Vietnam calls for respecting Western Sahara peace process
A panoramic view of a UNSC meeting. (Photo: AFP/VNA)
Addressing a UN Security Council meeting on October 14, ambassador Dang Dinh Quy, head of Vietnam’s mission to the UN, shared difficulties Western Sahara people are faced with, especially in the context of the COVID-19 pandemic, and said given the current situation priority should be given to maintaining humanitarian campaigns.
The ambassador emphasized that the stakeholders need to have peaceful dialogues on the basis of international law and relevant resolutions of the United Nations Security Council in order to find a fair and satisfactory solution to the situation in the region, in the interest of local people.
At the meeting, UN rapporteurs noted the situation in West Sahara is generally stable, but there remains a violation of the ceasefire and the Military Agreement No.1 between the parties.

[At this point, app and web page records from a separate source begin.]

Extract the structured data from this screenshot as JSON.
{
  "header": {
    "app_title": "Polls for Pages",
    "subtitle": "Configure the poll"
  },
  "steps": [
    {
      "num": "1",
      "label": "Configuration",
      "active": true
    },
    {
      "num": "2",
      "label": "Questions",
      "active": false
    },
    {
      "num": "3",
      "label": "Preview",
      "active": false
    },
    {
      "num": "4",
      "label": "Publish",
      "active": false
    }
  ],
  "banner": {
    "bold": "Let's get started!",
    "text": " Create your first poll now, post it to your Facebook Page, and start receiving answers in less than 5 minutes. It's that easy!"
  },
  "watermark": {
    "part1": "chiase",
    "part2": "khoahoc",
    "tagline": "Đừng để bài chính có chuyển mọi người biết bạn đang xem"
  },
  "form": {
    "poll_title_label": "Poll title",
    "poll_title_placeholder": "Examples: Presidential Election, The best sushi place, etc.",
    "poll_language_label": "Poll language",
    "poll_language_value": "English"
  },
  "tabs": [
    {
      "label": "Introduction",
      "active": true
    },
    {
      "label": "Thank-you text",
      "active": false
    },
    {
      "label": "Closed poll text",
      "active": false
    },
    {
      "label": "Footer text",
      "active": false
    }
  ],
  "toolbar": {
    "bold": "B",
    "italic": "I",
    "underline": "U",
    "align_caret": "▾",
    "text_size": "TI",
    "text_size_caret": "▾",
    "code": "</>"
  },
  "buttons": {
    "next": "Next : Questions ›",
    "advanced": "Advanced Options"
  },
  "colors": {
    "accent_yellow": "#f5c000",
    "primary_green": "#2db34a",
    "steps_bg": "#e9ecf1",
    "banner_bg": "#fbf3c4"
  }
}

They urged all parties concerned to collaborate with the UN Special Envoy to soon resume peaceful dialogues and support permanent peaceful measures acceptable to the parties, on the basis of relevant Security Council resolutions.
Located in North Africa, Western Sahara covers 226,000 square kilometers with a population of 550,000. Morocco currently controls 80% of the territory of Western Sahara while the Sahrawi Arab Democratic Republic (SADR) controls the remainder. Moroccans make up two thirds of the population while indigenous Sahrawis only represent the remaining one third.

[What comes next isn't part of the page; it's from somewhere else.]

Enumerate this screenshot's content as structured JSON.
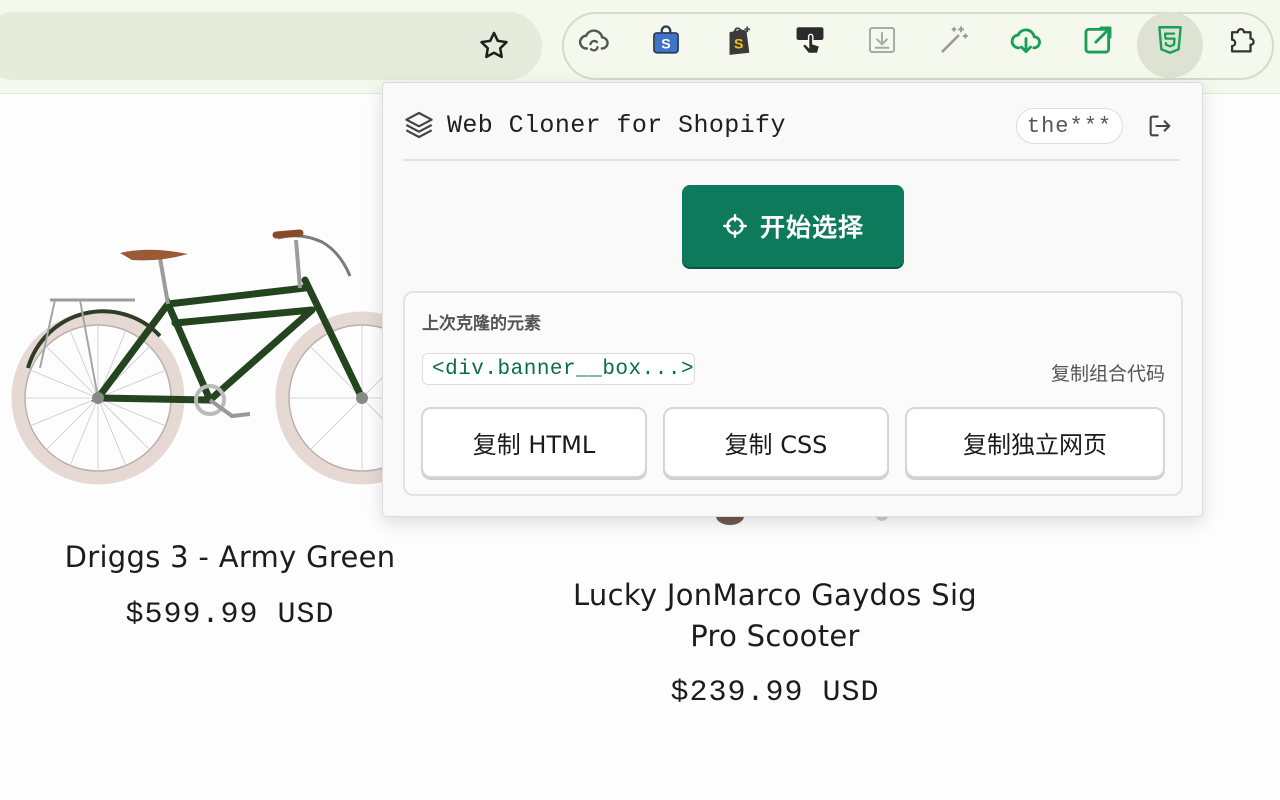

The Western Sahara issue was first introduced to the United Nations Security Council in 1975. Sixteen years later the United Nations Security Council passed Resolution 690 on a plan to hold a referendum so that the people of Western Sahara could decide whether they would live independently or merge into Morocco.

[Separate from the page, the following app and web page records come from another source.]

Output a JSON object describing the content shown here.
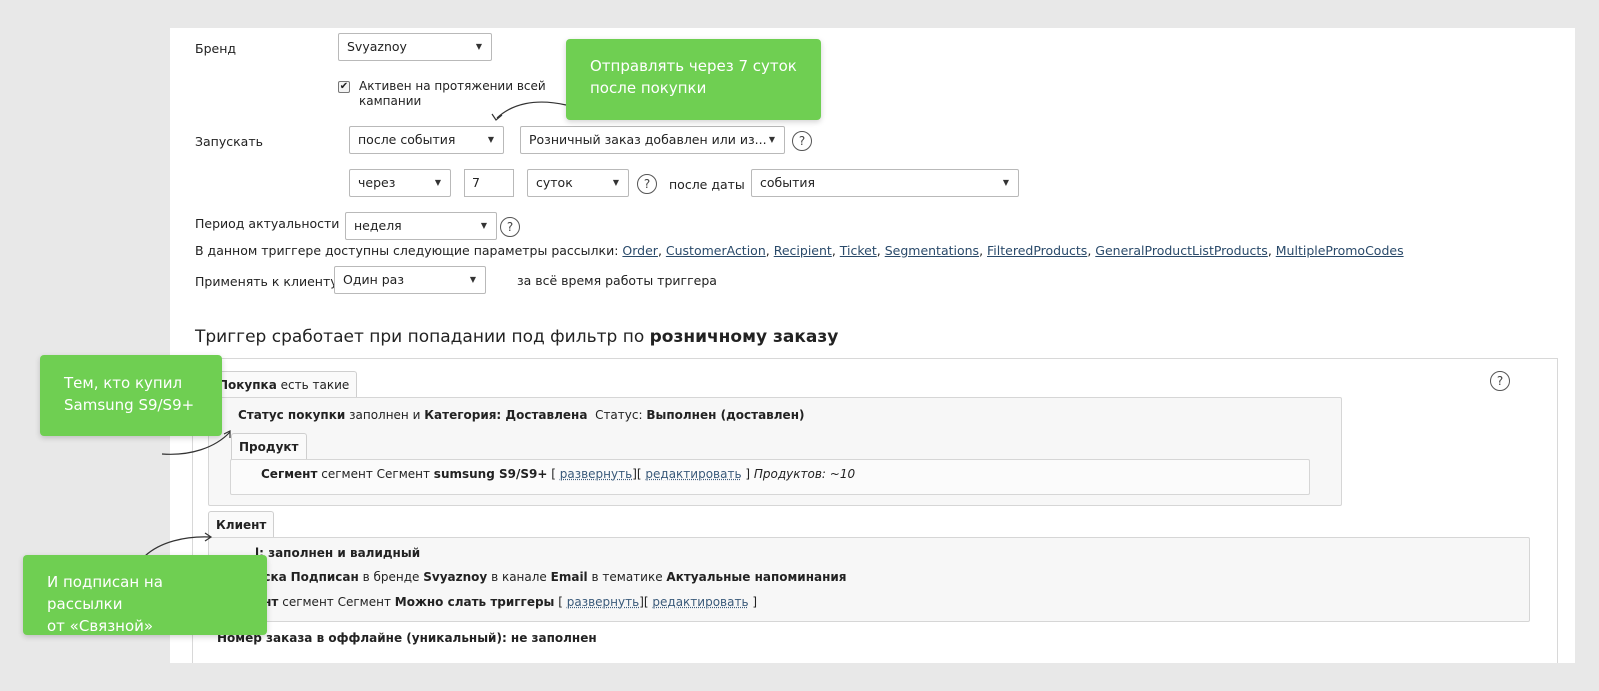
{
  "form": {
    "brand_label": "Бренд",
    "brand_value": "Svyaznoy",
    "active_all_label_1": "Активен на протяжении всей",
    "active_all_label_2": "кампании",
    "active_all_checked": true,
    "launch_label": "Запускать",
    "launch_mode": "после события",
    "launch_event": "Розничный заказ добавлен или из...",
    "delay_mode": "через",
    "delay_value": "7",
    "delay_unit": "суток",
    "after_date_label": "после даты",
    "after_date_value": "события",
    "period_label": "Период актуальности",
    "period_value": "неделя",
    "params_text": "В данном триггере доступны следующие параметры рассылки:",
    "params_links": [
      "Order",
      "CustomerAction",
      "Recipient",
      "Ticket",
      "Segmentations",
      "FilteredProducts",
      "GeneralProductListProducts",
      "MultiplePromoCodes"
    ],
    "apply_label": "Применять к клиенту",
    "apply_value": "Один раз",
    "apply_note": "за всё время работы триггера"
  },
  "filter": {
    "heading_prefix": "Триггер сработает при попадании под фильтр по",
    "heading_bold": "розничному заказу",
    "purchase_tab_bold": "Покупка",
    "purchase_tab_rest": "есть такие",
    "status_row": {
      "b1": "Статус покупки",
      "t1": "заполнен и",
      "b2": "Категория: Доставлена",
      "t2": "Статус:",
      "b3": "Выполнен (доставлен)"
    },
    "product_tab": "Продукт",
    "segment_row": {
      "b1": "Сегмент",
      "t1": "сегмент Сегмент",
      "b2": "sumsung S9/S9+",
      "open": "[",
      "expand": "развернуть",
      "mid": "][",
      "edit": "редактировать",
      "close": "]",
      "count": "Продуктов: ~10"
    },
    "client_tab": "Клиент",
    "client_row1": {
      "b1": "l: заполнен и валидный"
    },
    "client_row2": {
      "b1": "иска",
      "b2": "Подписан",
      "t1": "в бренде",
      "b3": "Svyaznoy",
      "t2": "в канале",
      "b4": "Email",
      "t3": "в тематике",
      "b5": "Актуальные напоминания"
    },
    "client_row3": {
      "b1": "ент",
      "t1": "сегмент Сегмент",
      "b2": "Можно слать триггеры",
      "open": "[",
      "expand": "развернуть",
      "mid": "][",
      "edit": "редактировать",
      "close": "]"
    },
    "offline_row": "Номер заказа в оффлайне (уникальный): не заполнен"
  },
  "callouts": {
    "top": [
      "Отправлять через 7 суток",
      "после покупки"
    ],
    "left": [
      "Тем, кто купил",
      "Samsung S9/S9+"
    ],
    "bottom": [
      "И подписан на рассылки",
      "от «Связной»"
    ]
  },
  "icons": {
    "help": "?",
    "dropdown": "▼",
    "checkbox": "✔"
  },
  "colors": {
    "callout_green": "#6fcf52",
    "link": "#2a4a6a",
    "panel_bg": "#ffffff",
    "page_bg": "#e8e8e8"
  }
}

The United Nations Mission for the Referendum in Western Sahara was established in 1991.